Help your team connect with the Bigger Picture and Bigger Purpose by revisiting your company’s Vision and Mission Statement. They provide the co-ordinates and context for all team activity and the motivational source to drive performance. However, given that Visions are never ending, they can appear unobtainable so translate yours into a meaningful and achievable 3-year vision.
Allocate time to ensure everyone on your team understands the Business plan and priorities for the new financial year. Plans help people understand what needs to be done to fulfil the company’s Mission. They also identify what needs to happen within the next 12 months. This provides your team with direction, clarity and structure – critical requirements for high performance.
Break your 12-month plan into 90-day plans. This assists with the prioritisation and targeting of time and resources, while increasing action and accountability. 90-day deadlines are more immediate so they focus team effort and attention, preventing the delay and procrastination that arise with 12-month deadlines.
Each quarter review, with your whole team, your 3-year vision; 90-day goals and progress towards your 12-month business plan objectives. Things change and goal posts move so determine if objectives and strategies are still relevant. Reprioritise and reallocate resources where relevant.
Don’t underestimate your team’s need for high quality communication. It’s a key factor in high performance teams so make team meetings a habit. Establish a regular day and time - and only reschedule in emergencies. Regular team meetings are vital to keep the team on track, motivated and focussed. They enable you to communicate priorities and progress and they assist with the early identification of problems, concerns, ideas and opportunities.
Where a team is comprised of many smaller teams, sub teams should use a daily “10 minute talk”, preferably before the start of work. A quick check in on attendance, shift changes, reallocation of work, problems from the previous day etc keeps everyone informed and up to date. It also provides team leaders with an opportunity to check for issues before they become a major problem.

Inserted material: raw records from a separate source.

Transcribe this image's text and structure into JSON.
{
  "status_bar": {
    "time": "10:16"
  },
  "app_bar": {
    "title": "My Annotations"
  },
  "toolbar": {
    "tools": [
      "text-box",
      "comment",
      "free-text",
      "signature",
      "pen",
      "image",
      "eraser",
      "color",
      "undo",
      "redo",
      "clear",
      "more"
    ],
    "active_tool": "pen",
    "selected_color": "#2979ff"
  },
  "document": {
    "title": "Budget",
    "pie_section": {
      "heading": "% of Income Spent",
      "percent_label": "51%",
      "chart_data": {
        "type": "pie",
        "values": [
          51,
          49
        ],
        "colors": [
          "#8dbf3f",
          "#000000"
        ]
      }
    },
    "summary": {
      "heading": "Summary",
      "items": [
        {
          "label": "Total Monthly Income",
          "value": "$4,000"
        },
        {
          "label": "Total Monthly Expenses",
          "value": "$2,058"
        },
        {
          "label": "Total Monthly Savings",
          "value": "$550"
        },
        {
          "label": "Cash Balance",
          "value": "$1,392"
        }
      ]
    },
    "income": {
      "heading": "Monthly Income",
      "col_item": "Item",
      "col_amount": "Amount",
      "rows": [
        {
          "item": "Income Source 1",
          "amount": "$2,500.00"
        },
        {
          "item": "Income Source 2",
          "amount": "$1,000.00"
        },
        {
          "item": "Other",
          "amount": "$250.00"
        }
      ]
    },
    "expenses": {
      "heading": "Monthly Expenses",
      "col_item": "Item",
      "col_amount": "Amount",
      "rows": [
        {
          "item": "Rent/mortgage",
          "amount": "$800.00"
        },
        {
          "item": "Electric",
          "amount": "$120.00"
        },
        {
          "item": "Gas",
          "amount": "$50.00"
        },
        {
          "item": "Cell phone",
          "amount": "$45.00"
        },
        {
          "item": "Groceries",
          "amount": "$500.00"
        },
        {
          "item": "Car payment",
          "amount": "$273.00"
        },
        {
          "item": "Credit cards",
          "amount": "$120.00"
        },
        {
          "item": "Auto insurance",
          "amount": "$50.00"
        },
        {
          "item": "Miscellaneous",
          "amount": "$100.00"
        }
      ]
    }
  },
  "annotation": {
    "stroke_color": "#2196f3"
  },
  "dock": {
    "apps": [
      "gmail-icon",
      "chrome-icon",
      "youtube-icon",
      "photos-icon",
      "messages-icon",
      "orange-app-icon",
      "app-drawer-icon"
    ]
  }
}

Ideally this type of 1-1 meeting should be part of your Performance Appraisal process, but if you don’t have one you must schedule time to meet with every team member at least once every six months. Review their progress; discuss their performance and any issues or concerns. You should also discuss personal and career goals to identify appropriate developmental opportunities. Don’t ignore this, as it’s a key factor in staff satisfaction and retention. And you'll ensure each and every team member is aligned and focussed on achieving team goals. (Talent Coach | Implement a System for More Effective Performance Appraisals)
Make time for regular informal 1-1 meetings with all your employees. A quick check in on workloads, issues or concerns and small achievements builds better relationships leading to long-term loyalty. People feel valued and problems won’t escalate. Prevention of the “one bad apple” syndrome, rather than the cure, is far less costly, time consuming and painful.
High performance teams are highly skilled teams and yet training can be the first casualty when teams get busy. Unskilled and poorly trained staff cause more problems and cost in the long term so plan ahead, designate time and allocate additional resources to ensure staff keep up to date with their professional development and technical skills.
Involve your team in developing a team reward and recognition plan. This can include rituals such as individual awards and commendations and team events to celebrate milestones and achievements. Social events are important for morale and relationships but delegate their organization to team members – it’s a great way to promote team building.
Build morale with your own recognition system. This should include personal verbal acknowledgements, informal written notes (avoid email if you can) and where appropriate more formal letters for exceptional achievement or contribution. Keep on top of this by using a monthly or weekly bring up. Ask yourself “Whom do I need to thank this week?
Posted: Friday 1 November 2013